▸ REQUIRED WORK
Give back each line below verbatim.

▸ SUPPLIED RECORDS
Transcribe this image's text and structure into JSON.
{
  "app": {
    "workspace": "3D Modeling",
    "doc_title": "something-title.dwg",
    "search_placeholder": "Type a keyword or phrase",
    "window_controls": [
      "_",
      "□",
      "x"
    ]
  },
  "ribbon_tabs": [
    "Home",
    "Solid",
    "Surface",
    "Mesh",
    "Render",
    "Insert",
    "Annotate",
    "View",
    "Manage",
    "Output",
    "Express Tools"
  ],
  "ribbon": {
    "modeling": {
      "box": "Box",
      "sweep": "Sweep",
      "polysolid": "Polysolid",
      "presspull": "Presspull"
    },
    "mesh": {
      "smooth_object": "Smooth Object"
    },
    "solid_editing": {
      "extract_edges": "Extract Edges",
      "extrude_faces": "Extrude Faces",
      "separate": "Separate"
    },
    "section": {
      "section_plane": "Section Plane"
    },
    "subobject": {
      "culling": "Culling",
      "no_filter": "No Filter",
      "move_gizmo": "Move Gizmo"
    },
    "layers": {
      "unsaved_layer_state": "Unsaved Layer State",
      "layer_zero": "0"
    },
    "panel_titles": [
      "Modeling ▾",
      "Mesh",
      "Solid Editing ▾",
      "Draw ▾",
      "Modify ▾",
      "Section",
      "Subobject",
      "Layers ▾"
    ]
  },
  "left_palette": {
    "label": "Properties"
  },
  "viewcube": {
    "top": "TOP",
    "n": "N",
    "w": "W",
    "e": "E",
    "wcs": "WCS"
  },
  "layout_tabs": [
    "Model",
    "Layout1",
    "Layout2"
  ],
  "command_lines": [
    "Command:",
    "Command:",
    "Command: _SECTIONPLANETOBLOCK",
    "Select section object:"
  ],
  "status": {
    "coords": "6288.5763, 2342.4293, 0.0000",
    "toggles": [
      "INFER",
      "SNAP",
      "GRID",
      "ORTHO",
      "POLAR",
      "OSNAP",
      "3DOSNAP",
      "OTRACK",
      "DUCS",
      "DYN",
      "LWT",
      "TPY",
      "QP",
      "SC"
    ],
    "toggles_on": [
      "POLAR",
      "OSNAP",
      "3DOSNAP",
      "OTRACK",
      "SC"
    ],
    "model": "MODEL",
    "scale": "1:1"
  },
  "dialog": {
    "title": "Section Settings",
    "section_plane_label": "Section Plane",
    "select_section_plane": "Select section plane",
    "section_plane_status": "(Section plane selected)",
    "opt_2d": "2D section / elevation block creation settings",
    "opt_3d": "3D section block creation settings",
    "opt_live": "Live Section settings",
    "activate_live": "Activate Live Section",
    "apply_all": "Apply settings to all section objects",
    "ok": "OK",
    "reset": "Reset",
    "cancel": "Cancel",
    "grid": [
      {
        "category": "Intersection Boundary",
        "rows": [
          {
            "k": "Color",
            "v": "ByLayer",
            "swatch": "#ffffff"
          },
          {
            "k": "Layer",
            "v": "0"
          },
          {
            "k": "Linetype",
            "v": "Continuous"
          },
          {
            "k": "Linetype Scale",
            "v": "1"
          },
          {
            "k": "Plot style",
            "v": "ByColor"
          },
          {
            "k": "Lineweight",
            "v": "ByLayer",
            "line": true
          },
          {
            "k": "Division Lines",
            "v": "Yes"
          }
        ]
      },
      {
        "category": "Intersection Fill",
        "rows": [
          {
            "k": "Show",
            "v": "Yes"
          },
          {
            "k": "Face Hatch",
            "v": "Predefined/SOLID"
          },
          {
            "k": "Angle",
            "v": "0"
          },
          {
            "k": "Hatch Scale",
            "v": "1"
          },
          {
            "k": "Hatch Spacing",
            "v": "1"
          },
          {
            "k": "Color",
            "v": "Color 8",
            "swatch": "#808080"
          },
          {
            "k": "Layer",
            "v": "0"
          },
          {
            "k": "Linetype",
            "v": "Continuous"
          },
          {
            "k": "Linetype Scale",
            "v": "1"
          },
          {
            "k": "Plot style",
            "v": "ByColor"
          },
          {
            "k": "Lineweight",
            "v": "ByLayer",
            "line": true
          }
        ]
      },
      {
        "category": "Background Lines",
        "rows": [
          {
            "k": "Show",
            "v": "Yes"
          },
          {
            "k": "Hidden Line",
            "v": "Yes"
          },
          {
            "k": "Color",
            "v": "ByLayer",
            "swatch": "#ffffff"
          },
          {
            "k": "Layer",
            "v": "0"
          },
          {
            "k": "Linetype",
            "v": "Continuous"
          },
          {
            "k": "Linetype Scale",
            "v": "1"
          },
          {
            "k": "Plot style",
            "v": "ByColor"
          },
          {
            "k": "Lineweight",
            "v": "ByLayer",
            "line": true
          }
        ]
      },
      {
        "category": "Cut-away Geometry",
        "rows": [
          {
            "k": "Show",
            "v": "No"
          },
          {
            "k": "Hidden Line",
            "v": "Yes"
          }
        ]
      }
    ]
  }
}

▸ EXERCISE SOLUTION
Transcribe this image's text and structure into JSON.
{
  "app": {
    "workspace": "3D Modeling",
    "doc_title": "something-title.dwg",
    "search_placeholder": "Type a keyword or phrase",
    "window_controls": [
      "_",
      "□",
      "x"
    ]
  },
  "ribbon_tabs": [
    "Home",
    "Solid",
    "Surface",
    "Mesh",
    "Render",
    "Insert",
    "Annotate",
    "View",
    "Manage",
    "Output",
    "Express Tools"
  ],
  "ribbon": {
    "modeling": {
      "box": "Box",
      "sweep": "Sweep",
      "polysolid": "Polysolid",
      "presspull": "Presspull"
    },
    "mesh": {
      "smooth_object": "Smooth Object"
    },
    "solid_editing": {
      "extract_edges": "Extract Edges",
      "extrude_faces": "Extrude Faces",
      "separate": "Separate"
    },
    "section": {
      "section_plane": "Section Plane"
    },
    "subobject": {
      "culling": "Culling",
      "no_filter": "No Filter",
      "move_gizmo": "Move Gizmo"
    },
    "layers": {
      "unsaved_layer_state": "Unsaved Layer State",
      "layer_zero": "0"
    },
    "panel_titles": [
      "Modeling ▾",
      "Mesh",
      "Solid Editing ▾",
      "Draw ▾",
      "Modify ▾",
      "Section",
      "Subobject",
      "Layers ▾"
    ]
  },
  "left_palette": {
    "label": "Properties"
  },
  "viewcube": {
    "top": "TOP",
    "n": "N",
    "w": "W",
    "e": "E",
    "wcs": "WCS"
  },
  "layout_tabs": [
    "Model",
    "Layout1",
    "Layout2"
  ],
  "command_lines": [
    "Command:",
    "Command:",
    "Command: _SECTIONPLANETOBLOCK",
    "Select section object:"
  ],
  "status": {
    "coords": "6288.5763, 2342.4293, 0.0000",
    "toggles": [
      "INFER",
      "SNAP",
      "GRID",
      "ORTHO",
      "POLAR",
      "OSNAP",
      "3DOSNAP",
      "OTRACK",
      "DUCS",
      "DYN",
      "LWT",
      "TPY",
      "QP",
      "SC"
    ],
    "toggles_on": [
      "POLAR",
      "OSNAP",
      "3DOSNAP",
      "OTRACK",
      "SC"
    ],
    "model": "MODEL",
    "scale": "1:1"
  },
  "dialog": {
    "title": "Section Settings",
    "section_plane_label": "Section Plane",
    "select_section_plane": "Select section plane",
    "section_plane_status": "(Section plane selected)",
    "opt_2d": "2D section / elevation block creation settings",
    "opt_3d": "3D section block creation settings",
    "opt_live": "Live Section settings",
    "activate_live": "Activate Live Section",
    "apply_all": "Apply settings to all section objects",
    "ok": "OK",
    "reset": "Reset",
    "cancel": "Cancel",
    "grid": [
      {
        "category": "Intersection Boundary",
        "rows": [
          {
            "k": "Color",
            "v": "ByLayer",
            "swatch": "#ffffff"
          },
          {
            "k": "Layer",
            "v": "0"
          },
          {
            "k": "Linetype",
            "v": "Continuous"
          },
          {
            "k": "Linetype Scale",
            "v": "1"
          },
          {
            "k": "Plot style",
            "v": "ByColor"
          },
          {
            "k": "Lineweight",
            "v": "ByLayer",
            "line": true
          },
          {
            "k": "Division Lines",
            "v": "Yes"
          }
        ]
      },
      {
        "category": "Intersection Fill",
        "rows": [
          {
            "k": "Show",
            "v": "Yes"
          },
          {
            "k": "Face Hatch",
            "v": "Predefined/SOLID"
          },
          {
            "k": "Angle",
            "v": "0"
          },
          {
            "k": "Hatch Scale",
            "v": "1"
          },
          {
            "k": "Hatch Spacing",
            "v": "1"
          },
          {
            "k": "Color",
            "v": "Color 8",
            "swatch": "#808080"
          },
          {
            "k": "Layer",
            "v": "0"
          },
          {
            "k": "Linetype",
            "v": "Continuous"
          },
          {
            "k": "Linetype Scale",
            "v": "1"
          },
          {
            "k": "Plot style",
            "v": "ByColor"
          },
          {
            "k": "Lineweight",
            "v": "ByLayer",
            "line": true
          }
        ]
      },
      {
        "category": "Background Lines",
        "rows": [
          {
            "k": "Show",
            "v": "Yes"
          },
          {
            "k": "Hidden Line",
            "v": "Yes"
          },
          {
            "k": "Color",
            "v": "ByLayer",
            "swatch": "#ffffff"
          },
          {
            "k": "Layer",
            "v": "0"
          },
          {
            "k": "Linetype",
            "v": "Continuous"
          },
          {
            "k": "Linetype Scale",
            "v": "1"
          },
          {
            "k": "Plot style",
            "v": "ByColor"
          },
          {
            "k": "Lineweight",
            "v": "ByLayer",
            "line": true
          }
        ]
      },
      {
        "category": "Cut-away Geometry",
        "rows": [
          {
            "k": "Show",
            "v": "No"
          },
          {
            "k": "Hidden Line",
            "v": "Yes"
          }
        ]
      }
    ]
  }
}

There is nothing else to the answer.